Now Benedict’s papacy ends very differently. He will not be laid out for several million people to file past his open coffin. His fisherman’s ring will not be ceremoniously broken. There will be no official nine days of mourning or funeral service attended by world leaders and followed on television or radio by several billion people. He will not be lifted high above the crowd like a Viking king, as his coffin is carried for burial into the Basilica of St Peter’s. The first pope to use a pacemaker will quietly walk off the world stage.
In my latest book, an introduction to Catholicism, I naturally included a (smiling) picture of Pope Benedict. But he pales in comparison with the photos of John Paul II anointing and blessing the sick on a 1982 visit to the UK; meeting the Dalai Lama before going to pray for world peace in Assisi; in a prison cell visiting Mehmet Ali Agca, who had tried to assassinate him in May 1981; and hugging Mother Teresa of Calcutta after visiting one of her homes for the destitute and dying.
Yet the bibliography of that introduction contains no book written by John Paul II either before or after he became pope. But it does contain the enduring classic by Joseph Ratzinger, Introduction to Christianity (originally published 1967). Both as pope and earlier, it was through the force of his ideas rather than the force of his personality that Benedict XVI exercised his leadership.
The public relations record of Pope Benedict was far from perfect. He will be remembered for quoting some dismissive remarks about Islam made by a Byzantine emperor. That 2006 speech in Regensburg led to riots and worse in the Muslim world. Many have forgotten his visit later that year to the Blue Mosque in Istanbul when he turned towards Mecca and joined his hosts in silent prayer.

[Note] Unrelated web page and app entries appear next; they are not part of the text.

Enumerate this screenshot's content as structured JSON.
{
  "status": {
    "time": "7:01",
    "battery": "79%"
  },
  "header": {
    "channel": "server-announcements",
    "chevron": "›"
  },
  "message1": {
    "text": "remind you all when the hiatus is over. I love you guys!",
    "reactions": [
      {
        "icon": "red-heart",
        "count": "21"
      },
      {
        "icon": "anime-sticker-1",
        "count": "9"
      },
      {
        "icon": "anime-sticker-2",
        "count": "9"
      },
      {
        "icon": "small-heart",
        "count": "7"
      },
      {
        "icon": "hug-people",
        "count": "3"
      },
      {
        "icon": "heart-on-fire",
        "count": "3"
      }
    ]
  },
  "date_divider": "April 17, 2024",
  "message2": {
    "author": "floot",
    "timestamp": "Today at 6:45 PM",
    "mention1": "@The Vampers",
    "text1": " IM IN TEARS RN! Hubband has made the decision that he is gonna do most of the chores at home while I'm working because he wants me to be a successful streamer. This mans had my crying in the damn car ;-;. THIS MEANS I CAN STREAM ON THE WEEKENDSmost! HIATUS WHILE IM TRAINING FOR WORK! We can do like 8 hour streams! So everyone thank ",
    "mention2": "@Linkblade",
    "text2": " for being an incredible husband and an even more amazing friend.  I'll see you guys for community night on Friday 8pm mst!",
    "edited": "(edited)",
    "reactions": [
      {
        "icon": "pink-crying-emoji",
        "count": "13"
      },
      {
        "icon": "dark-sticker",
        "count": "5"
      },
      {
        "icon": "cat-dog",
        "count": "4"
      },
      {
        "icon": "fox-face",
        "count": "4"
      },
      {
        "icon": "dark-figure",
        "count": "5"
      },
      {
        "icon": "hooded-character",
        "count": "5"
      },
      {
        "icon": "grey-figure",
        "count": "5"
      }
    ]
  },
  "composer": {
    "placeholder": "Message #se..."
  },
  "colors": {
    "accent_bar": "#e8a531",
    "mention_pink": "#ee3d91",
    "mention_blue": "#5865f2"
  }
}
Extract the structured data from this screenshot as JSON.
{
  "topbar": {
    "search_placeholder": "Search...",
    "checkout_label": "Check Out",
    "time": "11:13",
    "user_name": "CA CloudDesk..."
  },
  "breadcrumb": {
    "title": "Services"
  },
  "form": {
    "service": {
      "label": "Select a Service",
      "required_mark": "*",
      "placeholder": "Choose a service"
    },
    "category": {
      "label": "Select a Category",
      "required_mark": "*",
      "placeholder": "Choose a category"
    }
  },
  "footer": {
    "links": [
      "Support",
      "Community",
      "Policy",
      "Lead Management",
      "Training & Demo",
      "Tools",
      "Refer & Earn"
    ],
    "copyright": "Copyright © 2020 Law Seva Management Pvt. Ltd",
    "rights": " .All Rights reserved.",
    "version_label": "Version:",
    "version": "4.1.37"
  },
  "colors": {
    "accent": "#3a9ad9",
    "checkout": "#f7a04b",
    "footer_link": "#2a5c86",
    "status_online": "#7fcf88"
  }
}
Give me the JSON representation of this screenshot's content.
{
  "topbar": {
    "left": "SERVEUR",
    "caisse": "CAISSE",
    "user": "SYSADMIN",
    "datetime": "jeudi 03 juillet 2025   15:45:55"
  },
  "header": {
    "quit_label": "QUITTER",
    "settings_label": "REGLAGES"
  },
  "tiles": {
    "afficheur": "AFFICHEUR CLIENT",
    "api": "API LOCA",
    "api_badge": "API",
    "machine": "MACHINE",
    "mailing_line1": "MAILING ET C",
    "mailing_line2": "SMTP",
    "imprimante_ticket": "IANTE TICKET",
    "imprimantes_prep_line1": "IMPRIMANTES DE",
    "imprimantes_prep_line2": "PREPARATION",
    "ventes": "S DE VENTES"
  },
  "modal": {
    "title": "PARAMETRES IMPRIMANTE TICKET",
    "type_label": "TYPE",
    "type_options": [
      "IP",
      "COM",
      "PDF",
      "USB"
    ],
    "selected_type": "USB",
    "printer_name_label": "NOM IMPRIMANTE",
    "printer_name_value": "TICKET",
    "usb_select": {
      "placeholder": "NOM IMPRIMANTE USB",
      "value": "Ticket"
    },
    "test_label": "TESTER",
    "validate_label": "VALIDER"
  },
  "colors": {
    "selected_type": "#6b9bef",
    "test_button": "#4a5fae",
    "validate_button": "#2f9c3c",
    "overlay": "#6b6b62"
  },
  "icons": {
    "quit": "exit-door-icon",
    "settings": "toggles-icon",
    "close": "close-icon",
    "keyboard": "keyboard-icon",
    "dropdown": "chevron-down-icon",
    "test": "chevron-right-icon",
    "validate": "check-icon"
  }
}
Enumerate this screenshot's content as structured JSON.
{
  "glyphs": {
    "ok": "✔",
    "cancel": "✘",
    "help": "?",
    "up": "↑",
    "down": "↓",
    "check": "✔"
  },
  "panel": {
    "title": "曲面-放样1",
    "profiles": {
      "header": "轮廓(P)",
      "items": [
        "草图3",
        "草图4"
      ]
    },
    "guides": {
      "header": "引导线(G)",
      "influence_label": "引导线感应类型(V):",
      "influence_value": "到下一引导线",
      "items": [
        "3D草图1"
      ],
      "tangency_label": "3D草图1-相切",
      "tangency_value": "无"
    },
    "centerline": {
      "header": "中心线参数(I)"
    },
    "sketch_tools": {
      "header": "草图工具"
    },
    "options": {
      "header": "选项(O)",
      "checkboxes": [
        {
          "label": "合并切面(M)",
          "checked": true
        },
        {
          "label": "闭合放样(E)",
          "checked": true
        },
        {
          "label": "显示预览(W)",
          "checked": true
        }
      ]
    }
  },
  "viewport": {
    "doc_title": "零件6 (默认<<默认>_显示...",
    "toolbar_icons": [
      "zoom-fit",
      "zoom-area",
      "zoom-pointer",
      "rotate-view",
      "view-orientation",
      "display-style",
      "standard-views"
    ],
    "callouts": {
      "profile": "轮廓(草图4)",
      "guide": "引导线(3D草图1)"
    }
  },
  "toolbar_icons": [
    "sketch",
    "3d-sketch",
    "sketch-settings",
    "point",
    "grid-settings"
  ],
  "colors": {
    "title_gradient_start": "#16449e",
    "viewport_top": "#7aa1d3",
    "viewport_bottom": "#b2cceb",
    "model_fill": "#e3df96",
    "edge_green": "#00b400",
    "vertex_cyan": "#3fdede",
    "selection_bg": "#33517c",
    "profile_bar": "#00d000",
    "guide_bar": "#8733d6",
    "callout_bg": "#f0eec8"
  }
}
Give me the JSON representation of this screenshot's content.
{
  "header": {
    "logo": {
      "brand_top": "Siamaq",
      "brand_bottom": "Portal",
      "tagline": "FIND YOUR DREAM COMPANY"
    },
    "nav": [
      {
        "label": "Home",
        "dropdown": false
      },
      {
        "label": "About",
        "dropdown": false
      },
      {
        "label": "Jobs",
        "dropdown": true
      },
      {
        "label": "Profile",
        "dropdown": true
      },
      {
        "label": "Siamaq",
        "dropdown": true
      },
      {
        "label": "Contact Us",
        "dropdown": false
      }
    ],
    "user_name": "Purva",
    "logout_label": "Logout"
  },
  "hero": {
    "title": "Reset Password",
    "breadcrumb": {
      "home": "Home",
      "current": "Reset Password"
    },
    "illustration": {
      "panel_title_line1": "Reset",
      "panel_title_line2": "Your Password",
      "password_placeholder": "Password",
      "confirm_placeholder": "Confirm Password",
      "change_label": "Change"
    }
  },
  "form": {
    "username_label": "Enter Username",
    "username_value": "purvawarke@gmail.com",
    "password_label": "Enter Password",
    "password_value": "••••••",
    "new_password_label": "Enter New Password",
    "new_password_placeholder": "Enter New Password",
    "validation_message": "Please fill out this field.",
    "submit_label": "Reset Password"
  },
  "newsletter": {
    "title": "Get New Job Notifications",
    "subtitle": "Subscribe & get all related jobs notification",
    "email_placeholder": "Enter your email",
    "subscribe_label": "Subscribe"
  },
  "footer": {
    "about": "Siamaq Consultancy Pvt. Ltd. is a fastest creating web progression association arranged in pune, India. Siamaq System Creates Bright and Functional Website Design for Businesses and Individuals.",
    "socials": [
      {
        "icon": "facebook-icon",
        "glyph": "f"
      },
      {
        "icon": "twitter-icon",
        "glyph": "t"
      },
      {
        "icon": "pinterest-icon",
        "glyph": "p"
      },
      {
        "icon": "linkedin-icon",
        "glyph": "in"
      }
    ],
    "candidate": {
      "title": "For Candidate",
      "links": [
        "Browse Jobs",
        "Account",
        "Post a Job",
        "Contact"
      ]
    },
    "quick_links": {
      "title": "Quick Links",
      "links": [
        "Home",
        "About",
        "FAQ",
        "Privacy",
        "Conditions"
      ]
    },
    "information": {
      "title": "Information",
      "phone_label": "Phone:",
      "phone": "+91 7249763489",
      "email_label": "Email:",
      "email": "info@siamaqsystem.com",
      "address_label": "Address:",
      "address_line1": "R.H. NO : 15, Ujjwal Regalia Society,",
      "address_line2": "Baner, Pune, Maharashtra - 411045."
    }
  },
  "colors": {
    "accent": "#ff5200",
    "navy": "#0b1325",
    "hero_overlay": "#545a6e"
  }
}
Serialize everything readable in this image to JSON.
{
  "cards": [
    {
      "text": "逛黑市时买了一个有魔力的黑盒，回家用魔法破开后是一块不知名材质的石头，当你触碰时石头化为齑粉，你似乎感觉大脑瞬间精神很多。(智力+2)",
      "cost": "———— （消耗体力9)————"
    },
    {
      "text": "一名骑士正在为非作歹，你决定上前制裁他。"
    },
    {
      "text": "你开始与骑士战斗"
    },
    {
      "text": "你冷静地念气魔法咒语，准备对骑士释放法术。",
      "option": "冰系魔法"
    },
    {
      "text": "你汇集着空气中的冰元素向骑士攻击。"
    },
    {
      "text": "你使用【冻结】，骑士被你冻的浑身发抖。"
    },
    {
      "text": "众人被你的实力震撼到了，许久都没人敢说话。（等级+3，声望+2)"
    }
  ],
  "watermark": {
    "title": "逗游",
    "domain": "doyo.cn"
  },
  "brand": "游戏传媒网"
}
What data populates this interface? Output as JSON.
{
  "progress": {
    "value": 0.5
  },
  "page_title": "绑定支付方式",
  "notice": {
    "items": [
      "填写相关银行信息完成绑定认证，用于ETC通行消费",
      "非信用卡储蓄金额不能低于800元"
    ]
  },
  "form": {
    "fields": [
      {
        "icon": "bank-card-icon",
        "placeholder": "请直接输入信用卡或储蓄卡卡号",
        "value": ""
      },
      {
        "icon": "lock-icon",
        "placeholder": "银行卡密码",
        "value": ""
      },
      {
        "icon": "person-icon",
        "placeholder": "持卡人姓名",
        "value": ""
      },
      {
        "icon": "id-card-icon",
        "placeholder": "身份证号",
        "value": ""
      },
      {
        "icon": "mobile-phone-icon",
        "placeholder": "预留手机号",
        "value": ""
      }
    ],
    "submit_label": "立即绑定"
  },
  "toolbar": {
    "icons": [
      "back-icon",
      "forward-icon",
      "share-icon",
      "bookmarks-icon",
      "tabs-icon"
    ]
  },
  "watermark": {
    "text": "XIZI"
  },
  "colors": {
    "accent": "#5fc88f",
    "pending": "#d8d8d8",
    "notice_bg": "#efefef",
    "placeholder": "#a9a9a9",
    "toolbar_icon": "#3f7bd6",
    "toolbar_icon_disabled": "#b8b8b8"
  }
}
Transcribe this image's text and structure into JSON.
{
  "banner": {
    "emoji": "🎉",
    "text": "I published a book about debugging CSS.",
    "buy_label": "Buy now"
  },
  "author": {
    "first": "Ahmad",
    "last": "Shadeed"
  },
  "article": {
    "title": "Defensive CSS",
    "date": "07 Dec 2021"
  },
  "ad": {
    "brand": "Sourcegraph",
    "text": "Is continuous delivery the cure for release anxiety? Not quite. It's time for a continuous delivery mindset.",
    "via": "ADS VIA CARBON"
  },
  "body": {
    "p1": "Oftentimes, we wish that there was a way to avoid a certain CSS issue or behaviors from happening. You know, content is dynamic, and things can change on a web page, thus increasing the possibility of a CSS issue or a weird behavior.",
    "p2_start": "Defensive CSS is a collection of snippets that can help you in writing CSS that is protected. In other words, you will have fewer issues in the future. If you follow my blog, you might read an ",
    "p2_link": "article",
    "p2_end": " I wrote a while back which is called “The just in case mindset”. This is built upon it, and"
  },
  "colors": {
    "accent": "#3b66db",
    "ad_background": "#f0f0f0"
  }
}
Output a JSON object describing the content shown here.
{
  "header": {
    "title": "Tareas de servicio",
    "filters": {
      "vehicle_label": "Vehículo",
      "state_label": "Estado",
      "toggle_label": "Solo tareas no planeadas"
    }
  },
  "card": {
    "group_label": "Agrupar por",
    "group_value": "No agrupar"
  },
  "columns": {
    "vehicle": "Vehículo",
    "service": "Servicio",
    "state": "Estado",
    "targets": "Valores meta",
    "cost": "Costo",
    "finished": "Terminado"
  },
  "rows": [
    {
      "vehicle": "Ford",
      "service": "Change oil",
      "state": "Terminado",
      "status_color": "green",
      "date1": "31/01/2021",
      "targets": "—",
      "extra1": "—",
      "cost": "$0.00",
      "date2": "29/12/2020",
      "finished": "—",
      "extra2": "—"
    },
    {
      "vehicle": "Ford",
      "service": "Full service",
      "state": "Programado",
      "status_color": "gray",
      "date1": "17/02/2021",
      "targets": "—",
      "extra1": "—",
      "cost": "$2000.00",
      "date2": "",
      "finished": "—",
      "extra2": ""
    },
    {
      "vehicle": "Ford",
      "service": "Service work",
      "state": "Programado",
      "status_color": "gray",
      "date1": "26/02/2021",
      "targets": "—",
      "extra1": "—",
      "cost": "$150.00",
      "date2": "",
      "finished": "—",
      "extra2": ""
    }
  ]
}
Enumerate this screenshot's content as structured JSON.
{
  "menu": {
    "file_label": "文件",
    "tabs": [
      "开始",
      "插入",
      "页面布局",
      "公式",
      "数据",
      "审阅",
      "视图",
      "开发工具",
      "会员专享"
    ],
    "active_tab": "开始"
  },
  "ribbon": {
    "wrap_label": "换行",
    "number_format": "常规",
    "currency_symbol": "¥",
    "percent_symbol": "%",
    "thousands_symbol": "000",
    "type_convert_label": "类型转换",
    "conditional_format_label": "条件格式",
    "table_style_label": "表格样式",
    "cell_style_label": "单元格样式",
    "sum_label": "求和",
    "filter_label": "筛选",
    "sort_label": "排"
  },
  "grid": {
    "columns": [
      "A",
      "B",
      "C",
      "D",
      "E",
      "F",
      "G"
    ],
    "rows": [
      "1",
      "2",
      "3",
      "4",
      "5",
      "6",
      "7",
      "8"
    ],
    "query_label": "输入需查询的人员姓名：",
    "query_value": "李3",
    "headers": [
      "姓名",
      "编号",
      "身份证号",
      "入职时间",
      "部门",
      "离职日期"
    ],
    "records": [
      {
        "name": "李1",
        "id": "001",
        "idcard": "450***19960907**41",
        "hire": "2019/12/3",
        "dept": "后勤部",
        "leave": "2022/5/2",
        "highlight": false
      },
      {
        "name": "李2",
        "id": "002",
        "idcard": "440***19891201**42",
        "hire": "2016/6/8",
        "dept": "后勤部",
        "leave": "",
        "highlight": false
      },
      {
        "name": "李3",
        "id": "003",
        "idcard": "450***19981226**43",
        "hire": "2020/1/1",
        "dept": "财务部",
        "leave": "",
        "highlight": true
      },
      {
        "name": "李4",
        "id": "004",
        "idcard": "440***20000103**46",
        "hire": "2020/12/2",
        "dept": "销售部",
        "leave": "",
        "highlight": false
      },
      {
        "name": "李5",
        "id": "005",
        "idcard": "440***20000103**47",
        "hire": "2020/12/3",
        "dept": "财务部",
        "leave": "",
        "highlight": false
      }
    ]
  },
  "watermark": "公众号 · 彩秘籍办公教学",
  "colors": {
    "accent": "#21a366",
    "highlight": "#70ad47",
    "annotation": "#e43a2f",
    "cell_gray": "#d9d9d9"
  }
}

Catholics and other Christians around the world hope now for a forward-looking pope who can offer fresh leadership and deal quickly with some crying needs like the ordination of married men and the return to the local churches of the decision-making that some Vatican offices have arrogated to themselves.
When he speaks at midday from his apartment to the people gathered in St Peter’s Square on 24 February, the last Sunday before his resignation kicks in, Pope Benedict will be making his final public appearance before the people of Rome. A vast crowd will have streamed in from the city and suburbs to thank him with their thunderous applause. They cherished the clear, straightforward language of his sermons and homilies, and admire him for what will prove the defining moment of his papacy—his courageous decision to resign and pass the baton to a much younger person.
Gerald O’Collins received his Ph.D. in 1968 at the University of Cambridge, where he was a research fellow at Pembroke College. From 1973-2006, he taught at the Gregorian University (Rome) where he was also dean of the theology faculty (1985-91). Alone or with others, he has published fifty books, including Catholicism: A Very Short Introduction and The Second Vatican Council on Other Religions. As well as receiving over the years numerous honorary doctorates and other awards, in 2006 he was created a Companion of the General Division of the Order of Australia (AC), the highest civil honour granted through the Australian government. Currently he is a research professor of theology at St Mary’s University College,Twickenham (UK).
The Very Short Introductions (VSI) series combines a small format with authoritative analysis and big ideas for hundreds of topic areas. Written by our expert authors, these books can change the way you think about the things that interest you and are the perfect introduction to subjects you previously knew nothing about. Grow your knowledge with OUPblog and the VSI series every Friday!
Image Credits: Pope Benedict XVI during general audition By Tadeusz Górny, public domain via Wikimedia Commons; Church of the Carmine, Martina Franca, Apulia, Italy. Statues of Mother Teresa and Pope John Paul II By Tango7174, creative commons licence via Wikimedia Commons